* **INPUT MATERIAL**

= = = = = = =

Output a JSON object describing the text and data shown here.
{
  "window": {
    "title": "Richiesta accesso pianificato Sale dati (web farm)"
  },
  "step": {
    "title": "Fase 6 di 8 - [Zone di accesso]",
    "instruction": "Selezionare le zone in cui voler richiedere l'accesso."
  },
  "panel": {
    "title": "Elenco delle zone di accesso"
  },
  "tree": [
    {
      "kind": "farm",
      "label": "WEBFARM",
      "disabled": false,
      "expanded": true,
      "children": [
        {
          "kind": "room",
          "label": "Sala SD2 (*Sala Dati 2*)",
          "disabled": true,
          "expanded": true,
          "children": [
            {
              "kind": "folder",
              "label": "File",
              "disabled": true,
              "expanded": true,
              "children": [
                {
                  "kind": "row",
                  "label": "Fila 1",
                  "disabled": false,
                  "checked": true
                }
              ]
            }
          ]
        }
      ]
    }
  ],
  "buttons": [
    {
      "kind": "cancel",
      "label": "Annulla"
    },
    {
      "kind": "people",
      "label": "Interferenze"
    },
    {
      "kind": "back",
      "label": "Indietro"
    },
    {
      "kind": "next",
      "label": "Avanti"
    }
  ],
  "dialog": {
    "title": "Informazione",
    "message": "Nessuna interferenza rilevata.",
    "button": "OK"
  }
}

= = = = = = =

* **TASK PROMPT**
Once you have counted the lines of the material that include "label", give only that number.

* **TASK ANSWER**
8